### GOAL OF THE EXERCISE
If a line below contains the word "passe", count it. Please give the total and nothing else.

=-=-=-=-=

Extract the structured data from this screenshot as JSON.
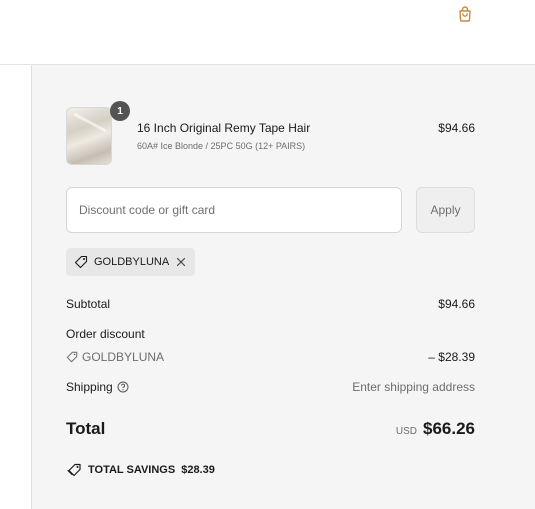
{
  "header": {
    "cart_icon": "shopping-bag-icon"
  },
  "line_item": {
    "quantity": "1",
    "title": "16 Inch Original Remy Tape Hair",
    "variant": "60A# Ice Blonde / 25PC 50G (12+ PAIRS)",
    "price": "$94.66"
  },
  "discount": {
    "placeholder": "Discount code or gift card",
    "value": "",
    "apply_label": "Apply",
    "applied_code": "GOLDBYLUNA"
  },
  "summary": {
    "subtotal_label": "Subtotal",
    "subtotal_value": "$94.66",
    "order_discount_label": "Order discount",
    "order_discount_code": "GOLDBYLUNA",
    "order_discount_value": "– $28.39",
    "shipping_label": "Shipping",
    "shipping_value": "Enter shipping address",
    "total_label": "Total",
    "total_currency": "USD",
    "total_value": "$66.26",
    "savings_label": "TOTAL SAVINGS",
    "savings_value": "$28.39"
  },
  "colors": {
    "panel_bg": "#f5f5f5",
    "badge": "#545454",
    "chip_bg": "#e7e7e7",
    "header_icon": "#c98a40"
  }
}
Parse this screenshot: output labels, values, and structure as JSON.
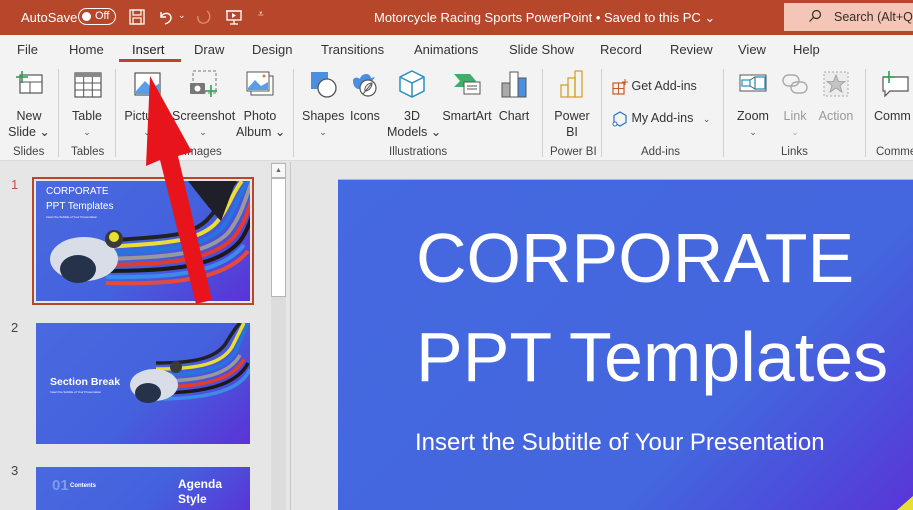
{
  "titlebar": {
    "autosave_label": "AutoSave",
    "autosave_state": "Off",
    "quick_access": [
      "save-icon",
      "undo-icon",
      "undo-dropdown-icon",
      "redo-icon",
      "present-from-start-icon",
      "customize-quick-access-icon"
    ],
    "document_title": "Motorcycle Racing Sports PowerPoint  •  Saved to this PC ⌄",
    "search_placeholder": "Search (Alt+Q)",
    "accent_color": "#b7472a"
  },
  "tabs": [
    {
      "label": "File"
    },
    {
      "label": "Home"
    },
    {
      "label": "Insert",
      "active": true
    },
    {
      "label": "Draw"
    },
    {
      "label": "Design"
    },
    {
      "label": "Transitions"
    },
    {
      "label": "Animations"
    },
    {
      "label": "Slide Show"
    },
    {
      "label": "Record"
    },
    {
      "label": "Review"
    },
    {
      "label": "View"
    },
    {
      "label": "Help"
    }
  ],
  "ribbon": {
    "groups": [
      {
        "label": "Slides",
        "buttons": [
          {
            "line1": "New",
            "line2": "Slide ⌄"
          }
        ]
      },
      {
        "label": "Tables",
        "buttons": [
          {
            "line1": "Table",
            "line2": "⌄"
          }
        ]
      },
      {
        "label": "Images",
        "buttons": [
          {
            "line1": "Pictures",
            "line2": "⌄"
          },
          {
            "line1": "Screenshot",
            "line2": "⌄"
          },
          {
            "line1": "Photo",
            "line2": "Album ⌄"
          }
        ]
      },
      {
        "label": "Illustrations",
        "buttons": [
          {
            "line1": "Shapes",
            "line2": "⌄"
          },
          {
            "line1": "Icons",
            "line2": ""
          },
          {
            "line1": "3D",
            "line2": "Models ⌄"
          },
          {
            "line1": "SmartArt",
            "line2": ""
          },
          {
            "line1": "Chart",
            "line2": ""
          }
        ]
      },
      {
        "label": "Power BI",
        "buttons": [
          {
            "line1": "Power",
            "line2": "BI"
          }
        ]
      },
      {
        "label": "Add-ins",
        "buttons": [
          {
            "line1": "Get Add-ins"
          },
          {
            "line1": "My Add-ins",
            "line2": "⌄"
          }
        ]
      },
      {
        "label": "Links",
        "buttons": [
          {
            "line1": "Zoom",
            "line2": "⌄"
          },
          {
            "line1": "Link",
            "line2": "⌄",
            "disabled": true
          },
          {
            "line1": "Action",
            "disabled": true
          }
        ]
      },
      {
        "label": "Comme",
        "buttons": [
          {
            "line1": "Comm"
          }
        ]
      }
    ]
  },
  "slides_panel": {
    "slides": [
      {
        "number": "1",
        "selected": true,
        "title_line1": "CORPORATE",
        "title_line2": "PPT Templates",
        "subtitle": "Insert the Subtitle of Your Presentation"
      },
      {
        "number": "2",
        "title_line1": "Section Break",
        "subtitle": "Insert the Subtitle of Your Presentation"
      },
      {
        "number": "3",
        "item_number": "01",
        "item_label": "Contents",
        "title_line1": "Agenda",
        "title_line2": "Style"
      }
    ]
  },
  "main_slide": {
    "title_line1": "CORPORATE",
    "title_line2": "PPT Templates",
    "subtitle": "Insert the Subtitle of Your Presentation"
  },
  "annotation": {
    "type": "red-arrow",
    "points_to": "Insert tab",
    "color": "#e8141c"
  }
}
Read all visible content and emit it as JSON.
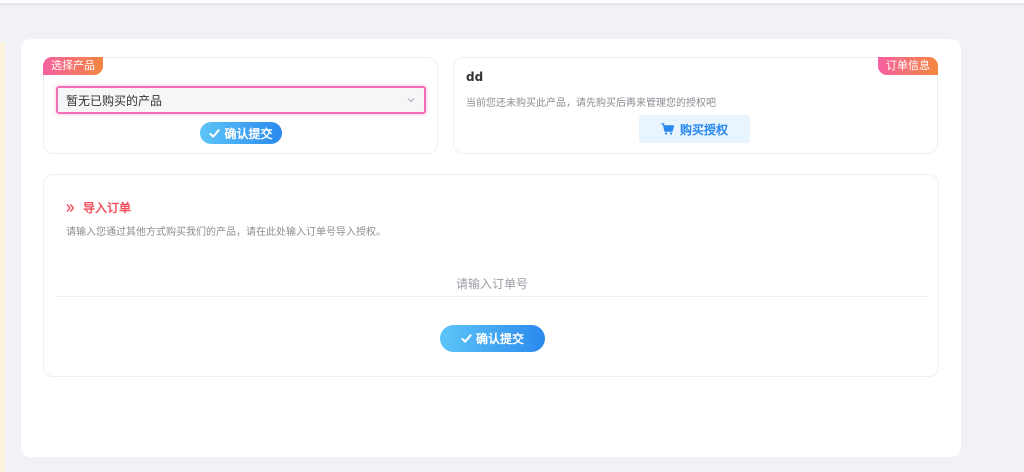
{
  "select_product": {
    "tag": "选择产品",
    "selected_value": "暂无已购买的产品",
    "confirm_label": "确认提交"
  },
  "order_info": {
    "tag": "订单信息",
    "product_name": "dd",
    "description": "当前您还未购买此产品，请先购买后再来管理您的授权吧",
    "buy_label": "购买授权"
  },
  "import_order": {
    "title": "导入订单",
    "description": "请输入您通过其他方式购买我们的产品，请在此处输入订单号导入授权。",
    "input_placeholder": "请输入订单号",
    "input_value": "",
    "confirm_label": "确认提交"
  },
  "colors": {
    "accent_blue": "#2a89ee",
    "tag_gradient_start": "#f660a1",
    "tag_gradient_end": "#f4873f",
    "title_red": "#f0505c"
  },
  "icons": {
    "check": "check-icon",
    "cart": "cart-icon",
    "double_chevron": "double-chevron-right-icon",
    "dropdown": "chevron-down-icon"
  }
}
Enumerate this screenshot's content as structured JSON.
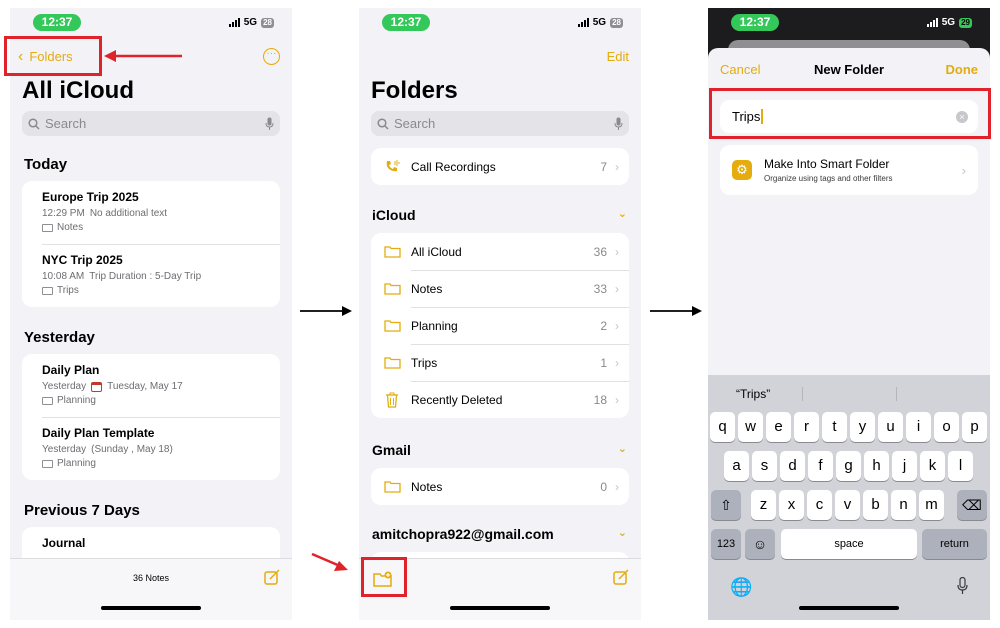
{
  "screen1": {
    "time": "12:37",
    "signal": "5G",
    "battery": "28",
    "back_label": "Folders",
    "title": "All iCloud",
    "search_placeholder": "Search",
    "sections": [
      {
        "header": "Today",
        "notes": [
          {
            "title": "Europe Trip 2025",
            "time": "12:29 PM",
            "preview": "No additional text",
            "folder": "Notes"
          },
          {
            "title": "NYC Trip 2025",
            "time": "10:08 AM",
            "preview": "Trip Duration : 5-Day Trip",
            "folder": "Trips"
          }
        ]
      },
      {
        "header": "Yesterday",
        "notes": [
          {
            "title": "Daily Plan",
            "time": "Yesterday",
            "preview": "Tuesday, May 17",
            "folder": "Planning"
          },
          {
            "title": "Daily Plan Template",
            "time": "Yesterday",
            "preview": "(Sunday , May 18)",
            "folder": "Planning"
          }
        ]
      },
      {
        "header": "Previous 7 Days",
        "notes": [
          {
            "title": "Journal"
          }
        ]
      }
    ],
    "notes_count": "36 Notes"
  },
  "screen2": {
    "time": "12:37",
    "signal": "5G",
    "battery": "28",
    "edit_label": "Edit",
    "title": "Folders",
    "search_placeholder": "Search",
    "call_recordings": {
      "label": "Call Recordings",
      "count": "7"
    },
    "icloud_header": "iCloud",
    "icloud_folders": [
      {
        "label": "All iCloud",
        "count": "36"
      },
      {
        "label": "Notes",
        "count": "33"
      },
      {
        "label": "Planning",
        "count": "2"
      },
      {
        "label": "Trips",
        "count": "1"
      },
      {
        "label": "Recently Deleted",
        "count": "18"
      }
    ],
    "gmail_header": "Gmail",
    "gmail_folders": [
      {
        "label": "Notes",
        "count": "0"
      }
    ],
    "account_header": "amitchopra922@gmail.com"
  },
  "screen3": {
    "time": "12:37",
    "signal": "5G",
    "battery": "29",
    "cancel_label": "Cancel",
    "title": "New Folder",
    "done_label": "Done",
    "folder_name_value": "Trips",
    "smart_folder_title": "Make Into Smart Folder",
    "smart_folder_subtitle": "Organize using tags and other filters",
    "suggestion": "“Trips”",
    "keyboard": {
      "row1": [
        "q",
        "w",
        "e",
        "r",
        "t",
        "y",
        "u",
        "i",
        "o",
        "p"
      ],
      "row2": [
        "a",
        "s",
        "d",
        "f",
        "g",
        "h",
        "j",
        "k",
        "l"
      ],
      "row3": [
        "z",
        "x",
        "c",
        "v",
        "b",
        "n",
        "m"
      ],
      "numbers_key": "123",
      "space_key": "space",
      "return_key": "return"
    }
  },
  "colors": {
    "accent": "#e4ac0c",
    "highlight": "#e0232b",
    "status_green": "#34c759"
  }
}
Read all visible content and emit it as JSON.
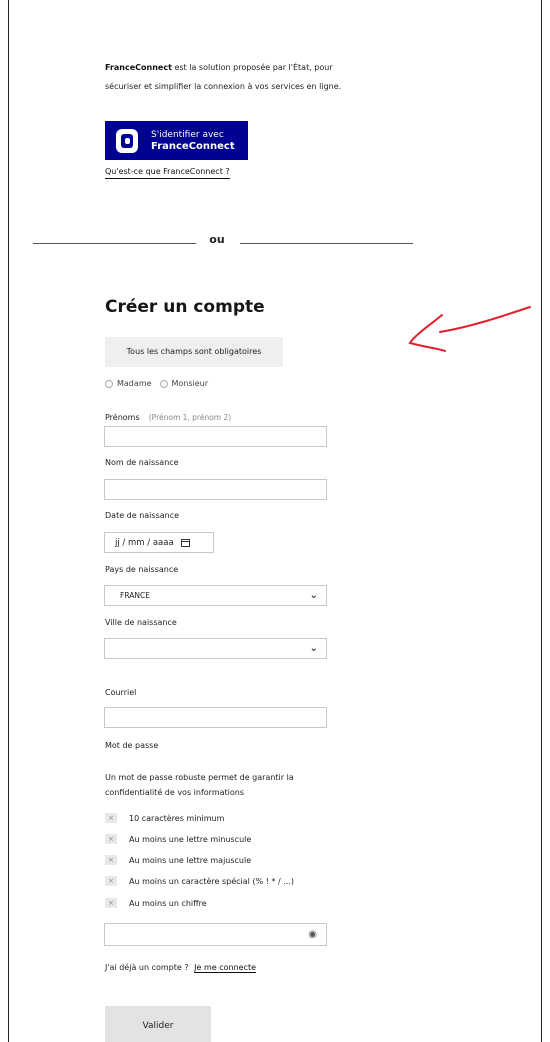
{
  "franceconnect": {
    "intro_bold": "FranceConnect",
    "intro_text": " est la solution proposée par l'État, pour sécuriser et simplifier la connexion à vos services en ligne.",
    "button_line1": "S'identifier avec",
    "button_line2": "FranceConnect",
    "info_link": "Qu'est-ce que FranceConnect ?"
  },
  "separator": {
    "text": "ou"
  },
  "form": {
    "title": "Créer un compte",
    "required_note": "Tous les champs sont obligatoires",
    "civility": [
      "Madame",
      "Monsieur"
    ],
    "firstname_label": "Prénoms",
    "firstname_hint": "(Prénom 1, prénom 2)",
    "birthname_label": "Nom de naissance",
    "birthdate_label": "Date de naissance",
    "birthdate_placeholder": "jj / mm / aaaa",
    "birthcountry_label": "Pays de naissance",
    "birthcountry_value": "FRANCE",
    "birthcity_label": "Ville de naissance",
    "birthcity_value": "",
    "email_label": "Courriel",
    "password_label": "Mot de passe",
    "password_info": "Un mot de passe robuste permet de garantir la confidentialité de vos informations",
    "criteria": [
      "10 caractères minimum",
      "Au moins une lettre minuscule",
      "Au moins une lettre majuscule",
      "Au moins un caractère spécial (% ! * / ...)",
      "Au moins un chiffre"
    ],
    "criteria_mark": "×",
    "account_question": "J'ai déjà un compte ?",
    "login_link": "Je me connecte",
    "submit_label": "Valider"
  },
  "icons": {
    "chevron": "⌄",
    "eye": "◉"
  },
  "colors": {
    "franceconnect_blue": "#000091",
    "annotation_red": "#e0202a"
  }
}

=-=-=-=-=

### EXERCISE SOLUTION
2